Controlling the nano, micro and macro scale architecture of hydrogels has proven particularly effective in regulating cell response at the material-tissue interface. This presentation covers a few of the advanced design principles currently being applied to engineer cell-compatible biomedical hydrogels, with specific focus on how sophisticated new materials systems may lead the way to new discoveries in basic science, clinical medicine and biotechnology.

In the near future, hydrogels are expected to play a much greater role in biomedicine, changing the way we approach issues in stem cell research, cancer biology, drug discovery, tissue engineering and biotechnology. The development of improved methods to synthesize cell-compatible hydrogels to accommodate this trend depends on a thorough understanding of the design possibilities and the limitations.  While biological systems provide an exceptional source of design inspiration for creating cell-compatible materials, man-made water-soluble polymers and polymer chemistry have contributed to the establishment of better control over the properties and reliability of the polymeric macromolecules, and subsequently, better control over the properties of the materials they form.

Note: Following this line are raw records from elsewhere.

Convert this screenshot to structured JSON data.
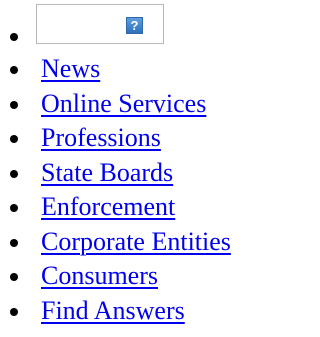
{
  "help_icon": {
    "glyph": "?",
    "icon": "help-icon"
  },
  "nav": {
    "items": [
      {
        "label": "News"
      },
      {
        "label": "Online Services"
      },
      {
        "label": "Professions"
      },
      {
        "label": "State Boards"
      },
      {
        "label": "Enforcement"
      },
      {
        "label": "Corporate Entities"
      },
      {
        "label": "Consumers"
      },
      {
        "label": "Find Answers"
      }
    ]
  },
  "colors": {
    "link": "#0000ee",
    "text": "#000000",
    "box_border": "#b9b9b9",
    "icon_fill": "#3f82cf"
  }
}
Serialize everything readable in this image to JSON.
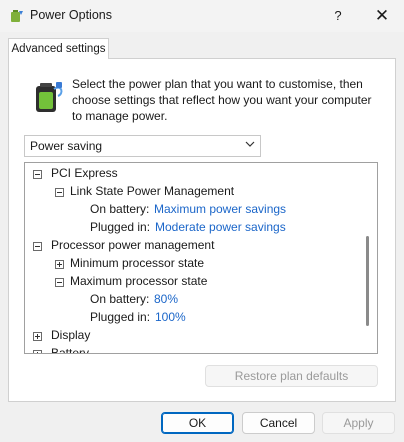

Nanoscience is the study, manipulation and engineering of matter, particles and structures on the nanometer scale. In biomaterial design, important properties are determined by the way molecules and atoms assemble on the nanoscale into larger structures. This is because cell-biomaterial interactions, which are governed at the nanometer length scale, can be manipulated based on modifications to the molecular assembly of the material.


  1. Seliktar D., “Designing Cell-Compatible Hydrogels for Biomedical Applications,” Science, 336(6085):1124-8, 2012.
  2. Mironi-Harpaz, I., Wang, D.Y., Venkatraman, S., Seliktar, D. “Photopolymerization of Cell-Encapsulating Hydrogels: Crosslinking Efficiency Versus Cytotoxicity,” Acta Biomaterialia, 8(5):1838-48, 2012.
  3. Shachaf, Y., Gonen-Wadmany, M., Seliktar, D., “The biocompatibility of PluronicF127 fibrinogen-based hydrogels,” Biomaterials, 31(10):2836-47, 2010.
  4. Dikovsky, D., Bianco-Peled, H., Seliktar, D., “The effect of Structural Alterations of PEG-Fibrinogen Hydrogel Scaffold on 3-D Cellular Morphology and Cellular Migration,” Biomaterials, 27(8):1496-506, 2006.
  5. Almany, L., Seliktar, D., “Bio-Synthetic Hydrogel Scaffolds made from Fibrinogen and Polyethylene Glycol for 3-D Cell Cultures,” Biomaterials, May, 26(15):2467-77,2005.